Does the description of the change undergone by Justa in Homily II indicate that she had converted to Judaism, or to Christianity? The former option would completely undermine the impact of the Gospel narratives, in which, as we have seen, her Gentile status is critical to the narrative. But the Homily is resolute, providing this clear explanation: “For she being a Gentile, and remaining in the same course of life, He would not have healed had she remained a Gentile, on account of its not being lawful to heal her as a Gentile.” So she had no choice. She had to convert. Jesus would not dare to heal a Gentile!
Ironically, this later patristic assertion that the woman converted undermines the very testimony of the Markan account. It is for her saying—not her faith—that Jesus commends her (7:29) and heals her daughter. (This is in contrast to the version told by Matthew, where Jesus explicitly commends her for her faith; see Matt 15:28).
There is a further reference to Justa through her daughter, who lived in “Tyre of Phoenicia” and was familiar with Peter and other followers of Jesus—suggesting a conversion to Christianity. Later in the Clementine Homilies, in Homily III, Chapter LXXIII, Clement, Aquila, and Nicetas are instructed by Peter to travel to Tyre and stay in the household of “Bernice the Canaanite, the daughter of Justa”.
Then, in Homily IV, Chapter I, we read that the same three believers arrived in Tyre and lodged with “Bernice, the daughter of Justa the Canaanitess”, who lavished hospitality on them for some time. “She received us most joyfully; and striving with much honour towards me, and with affection towards Aquila and Nicetas, and speaking freely as a friend, through joy she treated us courteously, and hospitably urged us to take bodily refreshment”, writes Clement.
Bernice had certainly learned from her mother Justa the importance of providing generous, welcoming hospitality, with good food on the table, ensuring that her guests had no need to beg for the scraps.

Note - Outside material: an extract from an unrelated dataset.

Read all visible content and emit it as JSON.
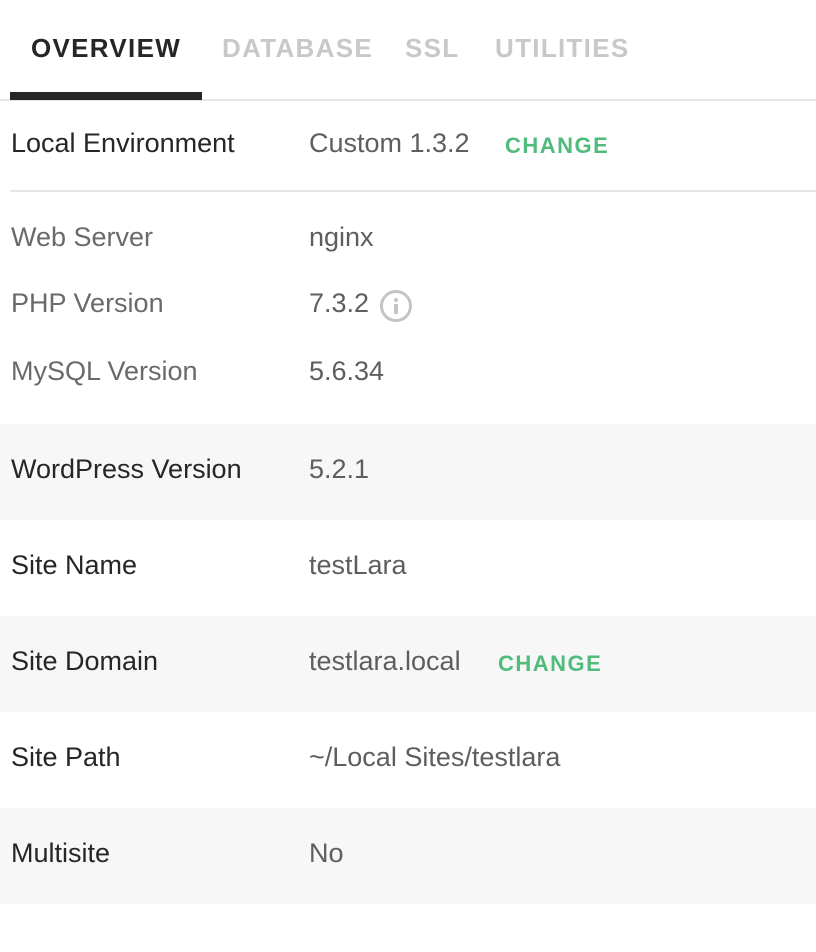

Her encounter with Jesus left a lasting impression on Justa.
The front image is by Peter Gorman, Exorcising the Canaanite Woman’s Daughter; sauce-crayon on paper; 1990, еsize:36х50, from https://www.erarta.com/en/museum/collection/works/detail/G081009103/
The images above have been taken from http://imaginemdei.blogspot.com/2014/08/ilustrating-miracles-canaanite-woman.html
My thanks to Elizabeth Raine, with whom I have had many discussions about this woman and the way she is portrayed in the two Gospel accounts.